An ending that would have been perfect 5 years ago feels wrong today. People have grown and evolved. We've had a chance to digest the Big Picture around these characters, to see that Ted and Robin, however much they might care about each other Do Not Work.

We've had too much time with these character to accept this ending.

At the same time, there is not enough time between the death of Tracy and Ted getting together with Robin to process the emotions. We don't see the circumstances that led to Barney and Robin's divorce and his subsequent regression.

We haven't had enough time with these characters to accept this ending.

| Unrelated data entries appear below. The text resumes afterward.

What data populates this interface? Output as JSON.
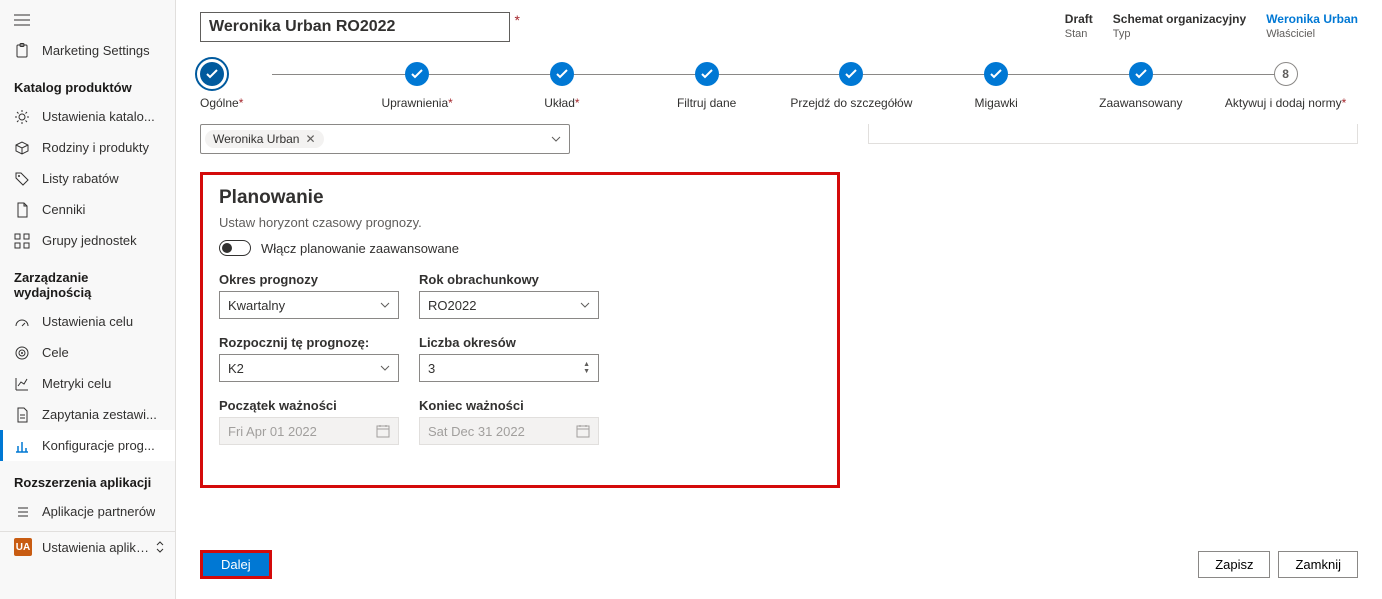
{
  "sidebar": {
    "topItem": "Marketing Settings",
    "sections": [
      {
        "title": "Katalog produktów",
        "items": [
          "Ustawienia katalo...",
          "Rodziny i produkty",
          "Listy rabatów",
          "Cenniki",
          "Grupy jednostek"
        ]
      },
      {
        "title": "Zarządzanie wydajnością",
        "items": [
          "Ustawienia celu",
          "Cele",
          "Metryki celu",
          "Zapytania zestawi...",
          "Konfiguracje prog..."
        ]
      },
      {
        "title": "Rozszerzenia aplikacji",
        "items": [
          "Aplikacje partnerów"
        ]
      }
    ],
    "appSettings": {
      "badge": "UA",
      "label": "Ustawienia aplikacji"
    }
  },
  "header": {
    "title": "Weronika Urban RO2022",
    "status": {
      "top": "Draft",
      "bottom": "Stan"
    },
    "schema": {
      "top": "Schemat organizacyjny",
      "bottom": "Typ"
    },
    "owner": {
      "top": "Weronika Urban",
      "bottom": "Właściciel"
    }
  },
  "steps": [
    {
      "label": "Ogólne",
      "req": true,
      "state": "current"
    },
    {
      "label": "Uprawnienia",
      "req": true,
      "state": "done"
    },
    {
      "label": "Układ",
      "req": true,
      "state": "done"
    },
    {
      "label": "Filtruj dane",
      "req": false,
      "state": "done"
    },
    {
      "label": "Przejdź do szczegółów",
      "req": false,
      "state": "done"
    },
    {
      "label": "Migawki",
      "req": false,
      "state": "done"
    },
    {
      "label": "Zaawansowany",
      "req": false,
      "state": "done"
    },
    {
      "label": "Aktywuj i dodaj normy",
      "req": true,
      "state": "pending",
      "num": "8"
    }
  ],
  "pill": "Weronika Urban",
  "planning": {
    "title": "Planowanie",
    "subtitle": "Ustaw horyzont czasowy prognozy.",
    "toggleLabel": "Włącz planowanie zaawansowane",
    "fields": {
      "periodLabel": "Okres prognozy",
      "periodValue": "Kwartalny",
      "yearLabel": "Rok obrachunkowy",
      "yearValue": "RO2022",
      "startLabel": "Rozpocznij tę prognozę:",
      "startValue": "K2",
      "countLabel": "Liczba okresów",
      "countValue": "3",
      "validFromLabel": "Początek ważności",
      "validFromValue": "Fri Apr 01 2022",
      "validToLabel": "Koniec ważności",
      "validToValue": "Sat Dec 31 2022"
    }
  },
  "footer": {
    "next": "Dalej",
    "save": "Zapisz",
    "close": "Zamknij"
  }
}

We don't often talk about it, but most of us understand on some level that things unfold in time, that they cannot be rushed or forced. We understand the rhythm of healing. We learn that the most important things--letting go, moving on, growing up, reaching out--are processes. They don't happen instantly; we take time to come to get to those decsions points, to make and re-make those commitments. We experience them as journeys rather than events.

We see how they happen on Time's schedule, not ours.

We don't always like it. Often we rebel against it. We look for shortcuts. We try and make things happen before they are ready to happen or try to hold on to things long after the time for them has passed.

In our heart of hearts though, we understand. Those moments when we fully embrace and accept it tend to be our most peaceful moments. When we feel we're being ripped apart by forces we don't understand, in the worst of our despair, we find those moments where we surrender to the effects of time. And in those seconds, even in the midst of the whirlpool, we find islands of serenity.

In life, time works exactly the way it should.

On television though, all bets are off.

Sometimes there's too much time. Some times there's not enough. Sometimes, as in the case of How I Met Your Mother, it's a little of both.

And sometimes, sometimes it's exactly right.